## Your assignment
Whenever the word "JSON" turns up in a line of the data below, copy that line.

## Provided entries
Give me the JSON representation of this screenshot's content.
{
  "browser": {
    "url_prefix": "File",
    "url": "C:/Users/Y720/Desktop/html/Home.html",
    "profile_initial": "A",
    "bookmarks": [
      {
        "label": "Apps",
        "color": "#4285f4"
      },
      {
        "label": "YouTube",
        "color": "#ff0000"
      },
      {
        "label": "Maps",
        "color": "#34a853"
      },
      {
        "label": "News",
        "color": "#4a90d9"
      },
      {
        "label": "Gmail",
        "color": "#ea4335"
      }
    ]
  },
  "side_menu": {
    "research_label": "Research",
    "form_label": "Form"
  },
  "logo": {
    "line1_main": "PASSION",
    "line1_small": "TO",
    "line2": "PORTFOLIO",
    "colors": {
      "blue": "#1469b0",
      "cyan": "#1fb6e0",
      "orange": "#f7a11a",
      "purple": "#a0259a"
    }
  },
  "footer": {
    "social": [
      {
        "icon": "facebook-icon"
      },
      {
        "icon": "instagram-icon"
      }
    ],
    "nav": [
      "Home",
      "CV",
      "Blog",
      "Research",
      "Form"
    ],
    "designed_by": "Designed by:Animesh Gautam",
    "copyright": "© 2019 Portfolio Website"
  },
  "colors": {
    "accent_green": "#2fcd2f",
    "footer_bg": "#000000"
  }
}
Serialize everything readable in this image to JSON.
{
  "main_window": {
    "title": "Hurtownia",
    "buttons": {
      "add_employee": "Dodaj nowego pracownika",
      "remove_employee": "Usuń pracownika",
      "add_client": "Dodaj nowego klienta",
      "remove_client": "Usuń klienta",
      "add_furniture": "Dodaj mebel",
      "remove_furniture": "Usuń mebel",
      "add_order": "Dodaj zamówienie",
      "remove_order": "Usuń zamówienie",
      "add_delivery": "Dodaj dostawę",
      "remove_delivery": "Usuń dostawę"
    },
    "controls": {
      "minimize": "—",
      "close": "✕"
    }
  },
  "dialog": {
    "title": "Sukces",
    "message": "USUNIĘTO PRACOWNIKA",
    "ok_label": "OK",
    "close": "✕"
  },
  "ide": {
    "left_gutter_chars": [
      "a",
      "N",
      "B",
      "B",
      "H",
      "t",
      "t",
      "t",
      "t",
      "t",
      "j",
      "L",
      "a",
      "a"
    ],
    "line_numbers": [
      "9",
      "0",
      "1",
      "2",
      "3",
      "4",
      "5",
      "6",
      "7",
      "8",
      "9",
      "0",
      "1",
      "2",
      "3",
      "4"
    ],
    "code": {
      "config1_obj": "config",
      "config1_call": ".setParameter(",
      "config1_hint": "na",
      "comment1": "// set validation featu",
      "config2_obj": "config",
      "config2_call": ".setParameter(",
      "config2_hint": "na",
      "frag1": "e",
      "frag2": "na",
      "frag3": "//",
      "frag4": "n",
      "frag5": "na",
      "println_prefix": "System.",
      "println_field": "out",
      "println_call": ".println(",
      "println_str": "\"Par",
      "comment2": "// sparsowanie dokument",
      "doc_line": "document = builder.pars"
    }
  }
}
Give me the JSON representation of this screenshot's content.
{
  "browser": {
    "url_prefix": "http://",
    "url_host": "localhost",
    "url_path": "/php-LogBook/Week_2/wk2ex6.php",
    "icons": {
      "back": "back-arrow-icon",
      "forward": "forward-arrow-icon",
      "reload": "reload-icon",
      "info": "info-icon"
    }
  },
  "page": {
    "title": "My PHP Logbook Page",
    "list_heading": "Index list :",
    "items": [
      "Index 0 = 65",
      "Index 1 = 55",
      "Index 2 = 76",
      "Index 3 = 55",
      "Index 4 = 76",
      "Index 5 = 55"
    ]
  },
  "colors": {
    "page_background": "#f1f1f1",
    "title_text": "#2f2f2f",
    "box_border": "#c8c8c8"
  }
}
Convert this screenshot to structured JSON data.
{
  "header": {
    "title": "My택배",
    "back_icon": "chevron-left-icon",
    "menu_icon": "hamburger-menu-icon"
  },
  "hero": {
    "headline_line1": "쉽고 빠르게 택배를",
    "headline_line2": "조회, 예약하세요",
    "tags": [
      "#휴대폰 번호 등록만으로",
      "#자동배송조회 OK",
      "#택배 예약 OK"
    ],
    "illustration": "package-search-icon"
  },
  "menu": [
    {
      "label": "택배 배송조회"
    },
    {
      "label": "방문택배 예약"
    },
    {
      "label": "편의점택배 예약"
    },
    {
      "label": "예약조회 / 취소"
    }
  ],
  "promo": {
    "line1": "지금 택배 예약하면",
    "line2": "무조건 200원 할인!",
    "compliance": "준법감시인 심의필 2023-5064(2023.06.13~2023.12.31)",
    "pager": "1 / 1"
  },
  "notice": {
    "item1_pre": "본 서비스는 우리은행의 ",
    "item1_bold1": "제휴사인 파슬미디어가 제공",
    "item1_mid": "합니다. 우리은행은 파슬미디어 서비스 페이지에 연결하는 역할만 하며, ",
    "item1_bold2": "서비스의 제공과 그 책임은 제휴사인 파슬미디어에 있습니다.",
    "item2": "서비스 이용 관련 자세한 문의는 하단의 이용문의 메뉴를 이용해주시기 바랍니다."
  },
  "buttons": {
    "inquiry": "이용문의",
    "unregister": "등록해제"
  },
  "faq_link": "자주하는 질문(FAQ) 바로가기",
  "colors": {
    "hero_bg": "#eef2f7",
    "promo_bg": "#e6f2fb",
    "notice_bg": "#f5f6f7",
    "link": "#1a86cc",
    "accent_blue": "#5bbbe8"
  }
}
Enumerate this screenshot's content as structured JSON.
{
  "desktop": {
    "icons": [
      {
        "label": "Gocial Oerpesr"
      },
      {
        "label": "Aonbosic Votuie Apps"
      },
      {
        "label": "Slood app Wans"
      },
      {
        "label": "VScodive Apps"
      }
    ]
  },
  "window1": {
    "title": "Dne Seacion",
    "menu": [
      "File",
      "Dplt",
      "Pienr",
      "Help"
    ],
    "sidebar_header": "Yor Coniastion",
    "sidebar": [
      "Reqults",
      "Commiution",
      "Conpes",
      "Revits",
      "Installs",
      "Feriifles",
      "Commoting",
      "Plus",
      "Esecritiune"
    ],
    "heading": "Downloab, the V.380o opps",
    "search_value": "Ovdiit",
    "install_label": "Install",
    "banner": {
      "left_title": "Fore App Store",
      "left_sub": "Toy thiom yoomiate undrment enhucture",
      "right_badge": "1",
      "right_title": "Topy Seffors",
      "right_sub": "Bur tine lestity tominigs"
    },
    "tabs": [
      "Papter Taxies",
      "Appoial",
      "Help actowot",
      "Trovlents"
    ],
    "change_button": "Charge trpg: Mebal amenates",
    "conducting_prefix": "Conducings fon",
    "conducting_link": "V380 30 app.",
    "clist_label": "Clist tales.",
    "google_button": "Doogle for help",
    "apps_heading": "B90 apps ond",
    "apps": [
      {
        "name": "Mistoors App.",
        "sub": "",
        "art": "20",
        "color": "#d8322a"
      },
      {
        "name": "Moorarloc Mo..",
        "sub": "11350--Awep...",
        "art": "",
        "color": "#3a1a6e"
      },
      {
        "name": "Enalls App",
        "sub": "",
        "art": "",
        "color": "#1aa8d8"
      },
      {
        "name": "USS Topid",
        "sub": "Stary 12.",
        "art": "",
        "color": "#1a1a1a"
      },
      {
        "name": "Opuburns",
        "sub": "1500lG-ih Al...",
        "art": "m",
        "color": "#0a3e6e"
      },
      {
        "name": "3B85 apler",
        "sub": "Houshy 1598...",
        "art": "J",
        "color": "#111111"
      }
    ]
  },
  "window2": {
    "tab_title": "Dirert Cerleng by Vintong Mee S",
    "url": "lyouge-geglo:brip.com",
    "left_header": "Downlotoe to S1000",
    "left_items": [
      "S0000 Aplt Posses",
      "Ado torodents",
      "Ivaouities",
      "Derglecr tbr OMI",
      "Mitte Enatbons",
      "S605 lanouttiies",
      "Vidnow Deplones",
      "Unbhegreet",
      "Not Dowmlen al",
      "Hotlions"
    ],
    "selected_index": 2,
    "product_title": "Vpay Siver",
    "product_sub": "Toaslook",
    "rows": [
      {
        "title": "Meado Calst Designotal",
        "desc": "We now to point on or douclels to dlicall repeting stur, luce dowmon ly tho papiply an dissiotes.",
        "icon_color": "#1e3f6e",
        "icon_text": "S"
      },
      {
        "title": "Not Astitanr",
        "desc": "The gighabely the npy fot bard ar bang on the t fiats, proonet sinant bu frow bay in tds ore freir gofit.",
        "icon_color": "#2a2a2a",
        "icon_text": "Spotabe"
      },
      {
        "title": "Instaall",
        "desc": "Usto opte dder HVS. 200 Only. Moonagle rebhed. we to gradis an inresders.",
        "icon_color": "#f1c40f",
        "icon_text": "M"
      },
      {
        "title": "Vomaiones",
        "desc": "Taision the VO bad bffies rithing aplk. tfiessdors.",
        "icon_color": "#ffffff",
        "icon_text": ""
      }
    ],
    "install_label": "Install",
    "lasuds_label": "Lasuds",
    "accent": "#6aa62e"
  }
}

## Reply to the task
Give me the JSON representation of this screenshot's content.
Serialize everything readable in this image to JSON.
Give me the JSON representation of this screenshot's content.
Convert this screenshot to structured JSON data.
Enumerate this screenshot's content as structured JSON.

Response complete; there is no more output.